::: SUPPLIED MATERIAL :::

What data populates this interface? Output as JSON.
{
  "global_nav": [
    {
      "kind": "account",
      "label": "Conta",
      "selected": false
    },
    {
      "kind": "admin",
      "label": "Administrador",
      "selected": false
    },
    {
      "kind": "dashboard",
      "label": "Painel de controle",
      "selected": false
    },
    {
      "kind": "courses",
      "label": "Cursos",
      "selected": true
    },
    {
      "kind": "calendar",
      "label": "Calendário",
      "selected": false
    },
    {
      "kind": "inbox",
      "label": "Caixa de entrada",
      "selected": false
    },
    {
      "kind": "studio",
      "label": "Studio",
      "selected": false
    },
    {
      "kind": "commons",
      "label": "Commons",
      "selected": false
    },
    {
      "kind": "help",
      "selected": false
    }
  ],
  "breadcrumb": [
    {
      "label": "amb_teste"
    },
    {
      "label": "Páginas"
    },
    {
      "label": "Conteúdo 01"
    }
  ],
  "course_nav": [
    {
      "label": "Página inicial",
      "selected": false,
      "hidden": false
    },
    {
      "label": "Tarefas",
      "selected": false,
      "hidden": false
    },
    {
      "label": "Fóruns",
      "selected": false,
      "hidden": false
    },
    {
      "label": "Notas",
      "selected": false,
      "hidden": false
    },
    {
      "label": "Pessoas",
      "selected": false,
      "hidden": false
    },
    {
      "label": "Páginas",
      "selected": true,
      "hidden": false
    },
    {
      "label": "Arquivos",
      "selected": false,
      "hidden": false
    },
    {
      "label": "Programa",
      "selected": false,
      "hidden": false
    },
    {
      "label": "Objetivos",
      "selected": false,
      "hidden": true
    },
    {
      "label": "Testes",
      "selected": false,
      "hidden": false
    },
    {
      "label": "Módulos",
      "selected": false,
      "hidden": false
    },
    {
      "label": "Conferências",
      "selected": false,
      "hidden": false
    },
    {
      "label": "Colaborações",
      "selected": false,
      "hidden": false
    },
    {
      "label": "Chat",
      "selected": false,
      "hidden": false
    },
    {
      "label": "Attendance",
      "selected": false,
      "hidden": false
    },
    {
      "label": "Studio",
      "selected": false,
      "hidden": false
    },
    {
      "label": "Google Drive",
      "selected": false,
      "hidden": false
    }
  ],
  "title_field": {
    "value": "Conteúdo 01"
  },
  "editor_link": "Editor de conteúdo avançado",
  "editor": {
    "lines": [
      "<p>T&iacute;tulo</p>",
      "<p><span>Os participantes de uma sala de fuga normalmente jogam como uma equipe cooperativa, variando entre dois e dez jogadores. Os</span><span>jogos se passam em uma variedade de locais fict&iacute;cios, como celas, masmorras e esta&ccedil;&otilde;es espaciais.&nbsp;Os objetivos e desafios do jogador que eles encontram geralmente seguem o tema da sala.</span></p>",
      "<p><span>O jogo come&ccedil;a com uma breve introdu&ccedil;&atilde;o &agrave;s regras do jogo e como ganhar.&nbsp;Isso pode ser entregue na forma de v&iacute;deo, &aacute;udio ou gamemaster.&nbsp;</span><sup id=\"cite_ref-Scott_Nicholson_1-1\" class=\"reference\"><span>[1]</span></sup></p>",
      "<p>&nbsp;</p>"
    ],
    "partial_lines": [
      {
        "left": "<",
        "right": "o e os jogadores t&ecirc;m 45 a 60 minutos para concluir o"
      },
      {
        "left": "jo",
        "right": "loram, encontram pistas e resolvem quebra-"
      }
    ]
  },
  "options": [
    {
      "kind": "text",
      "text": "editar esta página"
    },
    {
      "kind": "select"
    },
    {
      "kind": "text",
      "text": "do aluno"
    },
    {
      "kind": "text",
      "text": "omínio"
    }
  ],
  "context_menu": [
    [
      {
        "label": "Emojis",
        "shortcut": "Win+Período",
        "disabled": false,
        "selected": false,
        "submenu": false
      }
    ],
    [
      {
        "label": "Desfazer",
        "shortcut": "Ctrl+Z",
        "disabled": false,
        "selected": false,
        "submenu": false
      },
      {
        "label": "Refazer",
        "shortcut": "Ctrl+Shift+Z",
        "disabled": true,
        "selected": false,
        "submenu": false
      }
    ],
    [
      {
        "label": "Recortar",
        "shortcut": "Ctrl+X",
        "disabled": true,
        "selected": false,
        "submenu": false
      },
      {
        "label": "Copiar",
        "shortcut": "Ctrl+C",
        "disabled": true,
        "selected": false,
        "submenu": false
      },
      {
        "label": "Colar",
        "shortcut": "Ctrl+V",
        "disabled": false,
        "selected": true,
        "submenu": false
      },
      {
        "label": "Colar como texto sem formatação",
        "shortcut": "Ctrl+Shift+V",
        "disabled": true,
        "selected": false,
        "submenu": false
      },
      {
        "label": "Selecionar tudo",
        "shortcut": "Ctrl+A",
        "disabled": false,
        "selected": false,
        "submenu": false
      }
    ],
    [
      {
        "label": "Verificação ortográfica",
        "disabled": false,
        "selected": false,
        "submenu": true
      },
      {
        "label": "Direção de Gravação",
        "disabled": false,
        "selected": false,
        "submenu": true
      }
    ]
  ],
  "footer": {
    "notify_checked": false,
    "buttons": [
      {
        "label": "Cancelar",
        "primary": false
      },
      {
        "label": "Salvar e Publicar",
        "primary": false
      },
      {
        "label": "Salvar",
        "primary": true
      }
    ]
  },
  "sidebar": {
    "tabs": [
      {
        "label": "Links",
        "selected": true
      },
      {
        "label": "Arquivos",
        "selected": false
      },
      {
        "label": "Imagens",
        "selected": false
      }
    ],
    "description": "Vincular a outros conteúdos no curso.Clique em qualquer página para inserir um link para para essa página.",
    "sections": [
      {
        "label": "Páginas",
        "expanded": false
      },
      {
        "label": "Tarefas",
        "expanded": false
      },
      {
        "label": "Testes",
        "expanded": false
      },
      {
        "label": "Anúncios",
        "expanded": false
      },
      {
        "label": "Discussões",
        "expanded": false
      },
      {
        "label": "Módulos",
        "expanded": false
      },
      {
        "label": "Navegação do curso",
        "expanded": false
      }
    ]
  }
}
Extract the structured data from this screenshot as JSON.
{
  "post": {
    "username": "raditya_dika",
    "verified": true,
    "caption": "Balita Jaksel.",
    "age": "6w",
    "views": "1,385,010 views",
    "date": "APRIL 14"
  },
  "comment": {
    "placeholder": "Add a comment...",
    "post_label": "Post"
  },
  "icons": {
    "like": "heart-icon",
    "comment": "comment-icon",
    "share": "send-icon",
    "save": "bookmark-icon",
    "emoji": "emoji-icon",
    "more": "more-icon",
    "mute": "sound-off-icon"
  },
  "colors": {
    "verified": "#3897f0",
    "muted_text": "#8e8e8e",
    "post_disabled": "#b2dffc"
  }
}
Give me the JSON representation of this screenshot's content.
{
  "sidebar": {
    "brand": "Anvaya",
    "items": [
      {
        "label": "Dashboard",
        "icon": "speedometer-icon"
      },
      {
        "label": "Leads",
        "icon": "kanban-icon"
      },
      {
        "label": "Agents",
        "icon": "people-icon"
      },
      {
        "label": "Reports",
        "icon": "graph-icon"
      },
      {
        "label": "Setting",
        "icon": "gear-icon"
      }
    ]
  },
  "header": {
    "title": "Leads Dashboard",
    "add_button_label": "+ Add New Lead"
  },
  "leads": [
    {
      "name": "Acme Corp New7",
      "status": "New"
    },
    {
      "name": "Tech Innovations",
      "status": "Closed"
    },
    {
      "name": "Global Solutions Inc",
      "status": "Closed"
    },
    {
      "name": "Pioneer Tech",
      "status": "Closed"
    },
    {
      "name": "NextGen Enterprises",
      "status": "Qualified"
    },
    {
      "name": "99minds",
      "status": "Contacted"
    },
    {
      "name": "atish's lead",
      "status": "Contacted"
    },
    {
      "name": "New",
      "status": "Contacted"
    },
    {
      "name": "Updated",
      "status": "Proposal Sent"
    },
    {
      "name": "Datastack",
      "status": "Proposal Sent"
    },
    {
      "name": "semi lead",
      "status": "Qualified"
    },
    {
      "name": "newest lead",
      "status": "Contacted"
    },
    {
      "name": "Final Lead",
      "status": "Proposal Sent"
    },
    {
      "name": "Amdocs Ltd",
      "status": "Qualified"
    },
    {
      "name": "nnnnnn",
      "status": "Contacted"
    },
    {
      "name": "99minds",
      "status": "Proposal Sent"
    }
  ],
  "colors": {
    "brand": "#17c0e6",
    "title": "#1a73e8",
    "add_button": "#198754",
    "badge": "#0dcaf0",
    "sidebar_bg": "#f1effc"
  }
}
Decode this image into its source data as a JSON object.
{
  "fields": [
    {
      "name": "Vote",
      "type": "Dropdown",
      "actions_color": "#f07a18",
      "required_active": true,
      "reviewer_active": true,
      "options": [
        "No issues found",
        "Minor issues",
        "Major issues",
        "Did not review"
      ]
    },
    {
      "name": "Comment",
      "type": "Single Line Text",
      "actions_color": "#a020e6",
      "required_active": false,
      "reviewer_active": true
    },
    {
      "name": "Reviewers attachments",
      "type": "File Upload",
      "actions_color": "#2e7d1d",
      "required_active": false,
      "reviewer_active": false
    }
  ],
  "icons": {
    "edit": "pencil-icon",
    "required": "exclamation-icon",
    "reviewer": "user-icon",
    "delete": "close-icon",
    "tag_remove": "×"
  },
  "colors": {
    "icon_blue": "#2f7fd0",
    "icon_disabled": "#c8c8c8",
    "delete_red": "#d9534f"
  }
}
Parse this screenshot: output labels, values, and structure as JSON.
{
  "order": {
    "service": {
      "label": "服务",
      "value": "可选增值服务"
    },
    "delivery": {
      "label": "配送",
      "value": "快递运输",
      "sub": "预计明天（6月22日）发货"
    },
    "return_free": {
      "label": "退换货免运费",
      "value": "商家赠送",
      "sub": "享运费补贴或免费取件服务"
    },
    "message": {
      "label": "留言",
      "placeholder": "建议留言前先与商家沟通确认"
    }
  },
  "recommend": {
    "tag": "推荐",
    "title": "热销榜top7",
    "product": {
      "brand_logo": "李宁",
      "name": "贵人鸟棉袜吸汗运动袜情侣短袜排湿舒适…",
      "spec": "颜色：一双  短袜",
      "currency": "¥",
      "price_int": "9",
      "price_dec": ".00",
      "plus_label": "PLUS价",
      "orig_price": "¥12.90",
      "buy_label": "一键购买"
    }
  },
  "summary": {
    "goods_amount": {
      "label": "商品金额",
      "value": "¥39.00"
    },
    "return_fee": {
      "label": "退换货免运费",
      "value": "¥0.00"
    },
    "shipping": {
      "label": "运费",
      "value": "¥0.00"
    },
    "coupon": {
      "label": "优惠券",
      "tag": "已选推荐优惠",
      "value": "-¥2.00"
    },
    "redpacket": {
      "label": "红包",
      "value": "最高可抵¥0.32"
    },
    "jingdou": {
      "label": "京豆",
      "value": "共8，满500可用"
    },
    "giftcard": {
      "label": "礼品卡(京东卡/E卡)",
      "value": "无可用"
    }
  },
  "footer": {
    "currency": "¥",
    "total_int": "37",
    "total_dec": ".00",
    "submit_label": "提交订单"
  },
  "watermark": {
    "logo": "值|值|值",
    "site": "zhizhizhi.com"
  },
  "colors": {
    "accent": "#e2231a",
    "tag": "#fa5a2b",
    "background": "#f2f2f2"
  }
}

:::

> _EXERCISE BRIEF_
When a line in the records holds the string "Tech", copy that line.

> _ANSWER BELOW_
      "name": "Tech Innovations",
      "name": "Pioneer Tech",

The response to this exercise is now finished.